Nearly 40% of Global employment is at Risk from AI Impact, warns IMF Chief

Dubai: Kristalina Georgieva, the Managing Director of the International Monetary Fund (IMF), delivered a stark warning during the World Summit of Governments in Dubai, highlighting a significant revelation from an IMF study: nearly 40% of global employment are vulnerable to the effects of Artificial Intelligence (AI).

Georgieva drew a striking analogy, likening the potential impact of AI to a tsunami hitting the labour market, emphasising its scale and importance.

She emphasised the transformative nature of AI, predicting that it could lead to the creation of new jobs, the transformation of existing roles, or even the elimination of certain positions.

“The transition to AI will be akin to the industrial revolution in terms of its impact, affecting 40% of jobs,” said Georgieva.

In terms of preparedness for this technological upheaval, Georgieva outlined four crucial factors: digital infrastructure, skills and labour market mobility, investment in innovation, and regulation and ethics.

While some countries, such as the United Arab Emirates, are primed for the AI revolution, the majority of nations, particularly those in the developing world, are ill-prepared.

The IMF study indicated that approximately half of the jobs susceptible to AI could benefit from its integration, resulting in enhanced productivity.

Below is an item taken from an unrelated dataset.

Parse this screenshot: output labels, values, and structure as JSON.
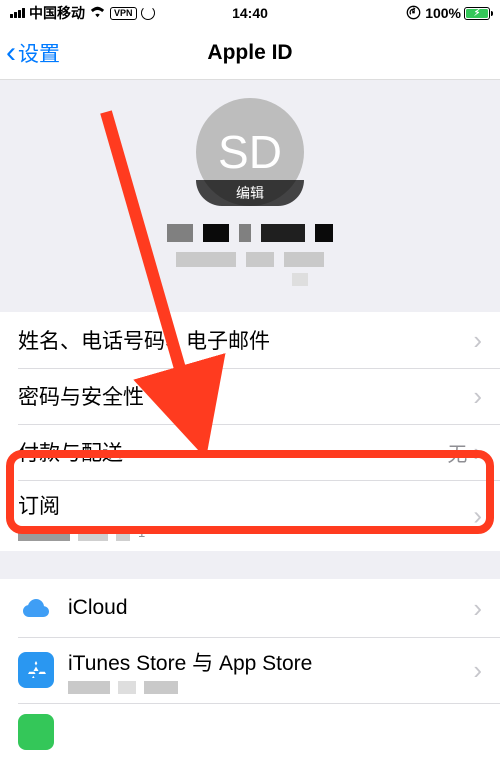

However, for the other half, AI applications may replace tasks currently performed by humans, potentially leading to decreased labour demand, wages, and hiring. In some extreme cases, entire job categories could vanish.

Georgieva highlighted a concerning disparity: many developing nations lack the essential infrastructure or skilled workforce needed to fully leverage the advantages of AI. This raises apprehensions about the possibility of deepening technological inequalities among nations over time.

As the world grapples with the ramifications of AI on the labour market, Georgieva stressed the urgency of proactive measures to ensure inclusive growth and mitigate the risks of widening technological disparities among nations.

Leave a Reply

Your email address will not be published. Required fields are marked *